[LISTED ENTRIES]
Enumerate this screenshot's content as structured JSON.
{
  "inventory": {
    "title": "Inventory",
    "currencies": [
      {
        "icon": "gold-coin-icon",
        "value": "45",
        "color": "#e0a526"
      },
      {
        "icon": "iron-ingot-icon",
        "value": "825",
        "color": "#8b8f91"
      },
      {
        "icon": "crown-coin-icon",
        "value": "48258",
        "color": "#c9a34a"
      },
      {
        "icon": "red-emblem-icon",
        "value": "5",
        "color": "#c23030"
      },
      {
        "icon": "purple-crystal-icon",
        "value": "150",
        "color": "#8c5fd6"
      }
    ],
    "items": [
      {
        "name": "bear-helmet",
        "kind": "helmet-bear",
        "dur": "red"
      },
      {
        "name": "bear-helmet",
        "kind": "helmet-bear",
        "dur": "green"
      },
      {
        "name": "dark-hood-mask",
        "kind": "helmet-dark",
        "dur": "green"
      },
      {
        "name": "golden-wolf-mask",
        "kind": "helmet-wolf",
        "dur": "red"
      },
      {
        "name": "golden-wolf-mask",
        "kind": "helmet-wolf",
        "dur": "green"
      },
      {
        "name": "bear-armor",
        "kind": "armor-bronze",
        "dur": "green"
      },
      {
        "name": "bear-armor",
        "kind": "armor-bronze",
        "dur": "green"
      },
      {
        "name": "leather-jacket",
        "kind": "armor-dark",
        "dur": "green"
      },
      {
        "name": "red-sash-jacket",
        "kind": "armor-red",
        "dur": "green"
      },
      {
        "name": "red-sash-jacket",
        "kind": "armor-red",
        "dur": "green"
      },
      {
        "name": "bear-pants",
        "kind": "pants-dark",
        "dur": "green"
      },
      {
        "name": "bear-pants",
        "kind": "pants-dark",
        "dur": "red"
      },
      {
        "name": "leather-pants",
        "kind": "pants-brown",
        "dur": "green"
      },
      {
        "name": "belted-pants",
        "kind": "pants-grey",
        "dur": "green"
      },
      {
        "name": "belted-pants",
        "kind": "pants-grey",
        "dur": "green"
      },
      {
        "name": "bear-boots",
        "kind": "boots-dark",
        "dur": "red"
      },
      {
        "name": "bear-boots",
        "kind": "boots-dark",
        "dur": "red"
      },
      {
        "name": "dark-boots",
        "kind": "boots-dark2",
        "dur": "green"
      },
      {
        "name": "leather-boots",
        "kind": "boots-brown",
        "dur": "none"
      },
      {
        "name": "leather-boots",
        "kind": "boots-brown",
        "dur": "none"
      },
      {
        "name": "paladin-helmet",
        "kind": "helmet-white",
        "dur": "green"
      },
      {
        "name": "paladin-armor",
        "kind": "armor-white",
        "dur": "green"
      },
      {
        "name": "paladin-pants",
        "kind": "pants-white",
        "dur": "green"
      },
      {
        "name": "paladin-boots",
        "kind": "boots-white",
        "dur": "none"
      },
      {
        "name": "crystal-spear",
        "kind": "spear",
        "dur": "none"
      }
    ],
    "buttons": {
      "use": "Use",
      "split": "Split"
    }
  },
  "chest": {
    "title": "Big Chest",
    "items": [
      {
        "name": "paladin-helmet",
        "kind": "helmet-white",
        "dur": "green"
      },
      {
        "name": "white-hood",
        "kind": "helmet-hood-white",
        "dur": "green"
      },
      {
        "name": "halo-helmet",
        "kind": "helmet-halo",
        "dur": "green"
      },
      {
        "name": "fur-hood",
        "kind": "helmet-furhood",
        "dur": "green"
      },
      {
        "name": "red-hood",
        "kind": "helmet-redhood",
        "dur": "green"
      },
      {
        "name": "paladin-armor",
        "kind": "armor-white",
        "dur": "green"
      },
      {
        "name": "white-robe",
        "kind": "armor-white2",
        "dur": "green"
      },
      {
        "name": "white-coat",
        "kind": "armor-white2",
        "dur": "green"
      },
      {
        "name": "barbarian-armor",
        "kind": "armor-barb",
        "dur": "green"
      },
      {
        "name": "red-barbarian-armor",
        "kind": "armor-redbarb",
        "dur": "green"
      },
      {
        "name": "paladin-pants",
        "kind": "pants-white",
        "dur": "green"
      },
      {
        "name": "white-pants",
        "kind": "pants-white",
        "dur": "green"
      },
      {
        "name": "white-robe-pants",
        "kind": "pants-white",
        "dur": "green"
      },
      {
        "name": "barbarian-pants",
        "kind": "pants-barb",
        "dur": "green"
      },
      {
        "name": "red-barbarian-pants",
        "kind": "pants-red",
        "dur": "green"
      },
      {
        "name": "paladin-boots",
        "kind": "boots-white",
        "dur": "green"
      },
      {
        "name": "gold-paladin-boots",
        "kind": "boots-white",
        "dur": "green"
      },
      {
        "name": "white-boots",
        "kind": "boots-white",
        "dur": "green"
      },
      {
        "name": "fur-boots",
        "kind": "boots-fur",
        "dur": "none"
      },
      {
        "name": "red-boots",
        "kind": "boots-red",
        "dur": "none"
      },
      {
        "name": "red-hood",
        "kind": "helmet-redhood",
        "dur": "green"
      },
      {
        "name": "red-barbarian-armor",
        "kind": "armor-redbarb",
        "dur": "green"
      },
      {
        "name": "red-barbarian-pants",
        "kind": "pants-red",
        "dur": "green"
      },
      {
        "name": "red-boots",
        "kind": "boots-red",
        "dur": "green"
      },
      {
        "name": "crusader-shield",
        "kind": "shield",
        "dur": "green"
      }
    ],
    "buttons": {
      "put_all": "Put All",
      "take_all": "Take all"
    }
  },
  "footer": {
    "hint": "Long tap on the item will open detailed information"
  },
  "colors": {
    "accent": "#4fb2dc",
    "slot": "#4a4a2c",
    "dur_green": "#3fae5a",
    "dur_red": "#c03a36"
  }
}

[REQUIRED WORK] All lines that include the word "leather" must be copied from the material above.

[TASK RESULT]
        "name": "leather-jacket",
        "name": "leather-pants",
        "name": "leather-boots",
        "name": "leather-boots",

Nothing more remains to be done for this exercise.